Records from a data collection
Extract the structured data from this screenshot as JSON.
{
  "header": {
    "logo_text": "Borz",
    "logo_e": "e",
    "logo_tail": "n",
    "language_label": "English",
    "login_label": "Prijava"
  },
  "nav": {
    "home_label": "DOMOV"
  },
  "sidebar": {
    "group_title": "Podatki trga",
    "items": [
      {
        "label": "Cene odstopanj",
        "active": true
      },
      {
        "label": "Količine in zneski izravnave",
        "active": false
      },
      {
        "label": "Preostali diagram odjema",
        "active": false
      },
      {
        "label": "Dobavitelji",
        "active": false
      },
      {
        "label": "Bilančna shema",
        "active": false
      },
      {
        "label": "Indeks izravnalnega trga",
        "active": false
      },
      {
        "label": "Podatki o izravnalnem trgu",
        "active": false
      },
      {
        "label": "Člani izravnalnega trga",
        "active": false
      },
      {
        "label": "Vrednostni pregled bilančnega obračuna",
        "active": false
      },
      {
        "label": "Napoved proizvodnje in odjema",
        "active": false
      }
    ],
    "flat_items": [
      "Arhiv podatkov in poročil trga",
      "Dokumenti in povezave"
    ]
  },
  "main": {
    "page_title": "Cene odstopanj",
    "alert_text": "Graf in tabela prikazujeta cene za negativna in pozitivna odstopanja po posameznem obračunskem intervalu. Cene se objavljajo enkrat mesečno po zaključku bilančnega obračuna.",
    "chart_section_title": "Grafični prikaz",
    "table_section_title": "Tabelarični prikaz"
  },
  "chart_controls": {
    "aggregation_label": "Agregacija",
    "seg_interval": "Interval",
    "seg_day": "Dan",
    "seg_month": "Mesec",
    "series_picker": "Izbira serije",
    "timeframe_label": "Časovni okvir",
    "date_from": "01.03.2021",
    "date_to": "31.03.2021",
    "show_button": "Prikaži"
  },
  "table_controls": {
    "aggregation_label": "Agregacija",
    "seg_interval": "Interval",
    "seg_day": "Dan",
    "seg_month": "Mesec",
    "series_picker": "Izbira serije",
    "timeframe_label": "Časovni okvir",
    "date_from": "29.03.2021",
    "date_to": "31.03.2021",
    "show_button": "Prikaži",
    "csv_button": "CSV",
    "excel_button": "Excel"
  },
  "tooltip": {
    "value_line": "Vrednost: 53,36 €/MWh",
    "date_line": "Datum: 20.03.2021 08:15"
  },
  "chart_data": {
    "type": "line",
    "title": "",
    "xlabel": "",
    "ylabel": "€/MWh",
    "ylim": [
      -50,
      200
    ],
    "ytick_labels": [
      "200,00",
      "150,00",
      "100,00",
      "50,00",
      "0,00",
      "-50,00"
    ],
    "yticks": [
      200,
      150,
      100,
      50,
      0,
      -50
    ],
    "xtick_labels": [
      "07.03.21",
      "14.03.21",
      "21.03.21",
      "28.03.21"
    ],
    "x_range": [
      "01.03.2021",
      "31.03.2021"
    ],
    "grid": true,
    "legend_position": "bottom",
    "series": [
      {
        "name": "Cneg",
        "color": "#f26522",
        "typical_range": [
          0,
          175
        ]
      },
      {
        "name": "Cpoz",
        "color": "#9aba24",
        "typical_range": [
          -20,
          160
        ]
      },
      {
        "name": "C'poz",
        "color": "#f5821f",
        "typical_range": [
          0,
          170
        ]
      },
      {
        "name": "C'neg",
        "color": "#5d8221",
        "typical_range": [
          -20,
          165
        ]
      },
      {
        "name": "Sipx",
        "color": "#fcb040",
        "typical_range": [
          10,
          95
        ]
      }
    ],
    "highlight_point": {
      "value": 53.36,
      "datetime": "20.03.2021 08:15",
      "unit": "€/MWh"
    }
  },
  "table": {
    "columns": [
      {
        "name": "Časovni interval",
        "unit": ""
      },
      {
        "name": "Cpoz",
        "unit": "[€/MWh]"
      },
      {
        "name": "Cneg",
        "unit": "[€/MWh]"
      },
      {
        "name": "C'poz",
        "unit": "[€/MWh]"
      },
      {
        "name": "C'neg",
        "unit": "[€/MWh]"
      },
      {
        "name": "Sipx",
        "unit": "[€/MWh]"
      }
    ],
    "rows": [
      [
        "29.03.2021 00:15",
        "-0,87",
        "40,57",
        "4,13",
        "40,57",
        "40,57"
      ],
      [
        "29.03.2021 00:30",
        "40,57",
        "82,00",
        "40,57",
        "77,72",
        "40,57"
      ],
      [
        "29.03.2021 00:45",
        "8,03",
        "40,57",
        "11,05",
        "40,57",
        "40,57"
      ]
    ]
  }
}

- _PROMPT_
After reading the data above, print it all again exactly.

- _ANSWER TO THE EXERCISE_
Extract the structured data from this screenshot as JSON.
{
  "header": {
    "logo_text": "Borz",
    "logo_e": "e",
    "logo_tail": "n",
    "language_label": "English",
    "login_label": "Prijava"
  },
  "nav": {
    "home_label": "DOMOV"
  },
  "sidebar": {
    "group_title": "Podatki trga",
    "items": [
      {
        "label": "Cene odstopanj",
        "active": true
      },
      {
        "label": "Količine in zneski izravnave",
        "active": false
      },
      {
        "label": "Preostali diagram odjema",
        "active": false
      },
      {
        "label": "Dobavitelji",
        "active": false
      },
      {
        "label": "Bilančna shema",
        "active": false
      },
      {
        "label": "Indeks izravnalnega trga",
        "active": false
      },
      {
        "label": "Podatki o izravnalnem trgu",
        "active": false
      },
      {
        "label": "Člani izravnalnega trga",
        "active": false
      },
      {
        "label": "Vrednostni pregled bilančnega obračuna",
        "active": false
      },
      {
        "label": "Napoved proizvodnje in odjema",
        "active": false
      }
    ],
    "flat_items": [
      "Arhiv podatkov in poročil trga",
      "Dokumenti in povezave"
    ]
  },
  "main": {
    "page_title": "Cene odstopanj",
    "alert_text": "Graf in tabela prikazujeta cene za negativna in pozitivna odstopanja po posameznem obračunskem intervalu. Cene se objavljajo enkrat mesečno po zaključku bilančnega obračuna.",
    "chart_section_title": "Grafični prikaz",
    "table_section_title": "Tabelarični prikaz"
  },
  "chart_controls": {
    "aggregation_label": "Agregacija",
    "seg_interval": "Interval",
    "seg_day": "Dan",
    "seg_month": "Mesec",
    "series_picker": "Izbira serije",
    "timeframe_label": "Časovni okvir",
    "date_from": "01.03.2021",
    "date_to": "31.03.2021",
    "show_button": "Prikaži"
  },
  "table_controls": {
    "aggregation_label": "Agregacija",
    "seg_interval": "Interval",
    "seg_day": "Dan",
    "seg_month": "Mesec",
    "series_picker": "Izbira serije",
    "timeframe_label": "Časovni okvir",
    "date_from": "29.03.2021",
    "date_to": "31.03.2021",
    "show_button": "Prikaži",
    "csv_button": "CSV",
    "excel_button": "Excel"
  },
  "tooltip": {
    "value_line": "Vrednost: 53,36 €/MWh",
    "date_line": "Datum: 20.03.2021 08:15"
  },
  "chart_data": {
    "type": "line",
    "title": "",
    "xlabel": "",
    "ylabel": "€/MWh",
    "ylim": [
      -50,
      200
    ],
    "ytick_labels": [
      "200,00",
      "150,00",
      "100,00",
      "50,00",
      "0,00",
      "-50,00"
    ],
    "yticks": [
      200,
      150,
      100,
      50,
      0,
      -50
    ],
    "xtick_labels": [
      "07.03.21",
      "14.03.21",
      "21.03.21",
      "28.03.21"
    ],
    "x_range": [
      "01.03.2021",
      "31.03.2021"
    ],
    "grid": true,
    "legend_position": "bottom",
    "series": [
      {
        "name": "Cneg",
        "color": "#f26522",
        "typical_range": [
          0,
          175
        ]
      },
      {
        "name": "Cpoz",
        "color": "#9aba24",
        "typical_range": [
          -20,
          160
        ]
      },
      {
        "name": "C'poz",
        "color": "#f5821f",
        "typical_range": [
          0,
          170
        ]
      },
      {
        "name": "C'neg",
        "color": "#5d8221",
        "typical_range": [
          -20,
          165
        ]
      },
      {
        "name": "Sipx",
        "color": "#fcb040",
        "typical_range": [
          10,
          95
        ]
      }
    ],
    "highlight_point": {
      "value": 53.36,
      "datetime": "20.03.2021 08:15",
      "unit": "€/MWh"
    }
  },
  "table": {
    "columns": [
      {
        "name": "Časovni interval",
        "unit": ""
      },
      {
        "name": "Cpoz",
        "unit": "[€/MWh]"
      },
      {
        "name": "Cneg",
        "unit": "[€/MWh]"
      },
      {
        "name": "C'poz",
        "unit": "[€/MWh]"
      },
      {
        "name": "C'neg",
        "unit": "[€/MWh]"
      },
      {
        "name": "Sipx",
        "unit": "[€/MWh]"
      }
    ],
    "rows": [
      [
        "29.03.2021 00:15",
        "-0,87",
        "40,57",
        "4,13",
        "40,57",
        "40,57"
      ],
      [
        "29.03.2021 00:30",
        "40,57",
        "82,00",
        "40,57",
        "77,72",
        "40,57"
      ],
      [
        "29.03.2021 00:45",
        "8,03",
        "40,57",
        "11,05",
        "40,57",
        "40,57"
      ]
    ]
  }
}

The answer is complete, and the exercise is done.